Preparatory steps for BEPS (Base Erosion and Profit Shifting) Initiative and General Anti Avoidance Rules (“GAAR”): The protocol to India-Mauritius tax treaty comes against the backdrop of the BEPS initiative, which is gaining increased momentum internationally, and GAAR that will come into force from 2017 onwards. All such measures, viewed cumulatively, signal India’s serious resolve to curb tax avoidance. Foreign investors should re-look their investment structures in view of these developments.
Withholding tax rate on interest income: Previously,the India-Mauritius tax treaty did not limit India’s right to tax interest income arising to a Mauritian tax residents (except Government of Mauritius and its agencies and banks). This was a drawback for debt structured through Mauritius (in comparison to other treaty countries such as Singapore) as the domestic tax rate on interest income of non-residents ranged from 5 per cent -40 per cent , depending on the status of the creditor, currency of the debt, purpose of debt, etc. The Protocol now amends the tax treaty to limit Indian’s right to tax interest income to 7.5 per cent, which should make Mauritius a favourable destination for strutting debt investments into India.

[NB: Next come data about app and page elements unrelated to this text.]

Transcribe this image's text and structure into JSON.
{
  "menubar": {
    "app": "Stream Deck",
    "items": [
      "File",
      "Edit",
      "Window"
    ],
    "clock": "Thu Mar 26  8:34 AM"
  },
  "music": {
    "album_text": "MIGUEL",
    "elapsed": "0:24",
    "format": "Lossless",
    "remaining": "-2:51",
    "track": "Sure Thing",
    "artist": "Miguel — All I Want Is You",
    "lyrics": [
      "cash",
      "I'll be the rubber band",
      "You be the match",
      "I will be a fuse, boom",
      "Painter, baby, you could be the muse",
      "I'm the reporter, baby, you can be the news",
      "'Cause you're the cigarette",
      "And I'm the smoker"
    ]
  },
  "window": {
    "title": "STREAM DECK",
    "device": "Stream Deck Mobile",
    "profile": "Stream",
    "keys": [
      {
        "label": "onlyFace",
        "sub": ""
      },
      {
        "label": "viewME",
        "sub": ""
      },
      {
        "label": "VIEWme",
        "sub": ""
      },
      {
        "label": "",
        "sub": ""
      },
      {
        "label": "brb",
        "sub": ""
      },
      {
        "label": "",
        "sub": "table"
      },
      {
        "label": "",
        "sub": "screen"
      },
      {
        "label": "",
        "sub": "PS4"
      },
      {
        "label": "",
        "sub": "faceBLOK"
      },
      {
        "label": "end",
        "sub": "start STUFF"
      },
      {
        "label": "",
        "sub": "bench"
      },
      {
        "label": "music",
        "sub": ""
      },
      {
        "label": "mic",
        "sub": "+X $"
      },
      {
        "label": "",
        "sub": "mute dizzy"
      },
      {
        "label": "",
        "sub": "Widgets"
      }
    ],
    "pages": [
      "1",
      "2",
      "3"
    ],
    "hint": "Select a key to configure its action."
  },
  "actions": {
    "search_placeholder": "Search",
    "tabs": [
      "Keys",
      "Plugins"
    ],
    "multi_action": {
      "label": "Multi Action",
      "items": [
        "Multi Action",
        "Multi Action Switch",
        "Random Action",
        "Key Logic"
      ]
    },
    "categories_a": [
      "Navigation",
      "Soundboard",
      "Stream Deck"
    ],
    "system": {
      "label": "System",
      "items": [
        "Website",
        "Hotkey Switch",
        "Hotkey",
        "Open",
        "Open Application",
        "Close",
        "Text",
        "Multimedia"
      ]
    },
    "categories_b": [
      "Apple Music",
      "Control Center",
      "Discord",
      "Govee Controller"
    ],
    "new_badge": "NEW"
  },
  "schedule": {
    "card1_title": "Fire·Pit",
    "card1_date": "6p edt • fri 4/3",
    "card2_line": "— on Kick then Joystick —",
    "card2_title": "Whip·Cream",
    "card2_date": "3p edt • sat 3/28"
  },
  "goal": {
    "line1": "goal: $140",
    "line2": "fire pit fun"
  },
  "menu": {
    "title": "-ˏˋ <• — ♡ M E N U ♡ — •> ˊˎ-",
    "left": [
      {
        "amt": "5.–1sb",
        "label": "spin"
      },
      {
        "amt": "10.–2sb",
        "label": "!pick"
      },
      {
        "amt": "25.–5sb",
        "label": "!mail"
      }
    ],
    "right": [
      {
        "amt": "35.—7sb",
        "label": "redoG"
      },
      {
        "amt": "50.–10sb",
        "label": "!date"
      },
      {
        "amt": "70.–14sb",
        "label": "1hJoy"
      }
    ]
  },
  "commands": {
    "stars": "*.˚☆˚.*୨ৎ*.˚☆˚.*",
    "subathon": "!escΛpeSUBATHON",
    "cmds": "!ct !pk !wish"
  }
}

Source based taxation of “Other Income”: Previously, India did not have the right to tax any residuary income, i.e. “Other Income”, of a Mauritian tax resident, arising in India. This was beneficial for Mauritian tax residents who could claim treaty benefit when exposed to Indian taxes on account of acquiring shares in India below their book value. However, the Protocol amends the tax treaty to provide India rights to tax “Other Income” arising to a Mauritian tax resident in India. Accordingly, a Mauritian tax resident may be susceptible to Indian taxes in situations where he acquires shares in India for a consideration below their book value. .
Taxation of FTS: The India-Mauritius tax treaty also loses some of its shine on account of inclusion of a specific article on FTS. India may now tax payments categorized as FTS in the hands of a Mauritian tax resident at 10 per cent.
Capital gains tax exemption with respect to other property: Gains arising from the transfer of capital assets (other than shares) such as option rights, non-convertible debentures, derivatives and intangible rights will continue to be tax exempt from Indian taxes. Finally, the amendments made by the Protocol also raises the issue of whether shares acquired upon the conversion of a convertible instrument will be entitled to capital gains tax exemption if the convertible instrument was acquired before April 1, 2017 but the conversion occurred post April 1, 2017.
The text of the protocol as released by the Government of Mauritius is available at http://mof.govmu.org/English//DOCUMENTS/PROTOCOL%20TO%20THE%20MAURITIUS%20-%20INDIA%20DTAC%20SIGNED%20ON%2010%20MAY%202016.PDF
Authors: Amit Singhania - Partner, Shardul Amarchand Mangaldas & Co.
Gouri Puri - Senior Associate, Shardul Amarchand Mangaldas & Co.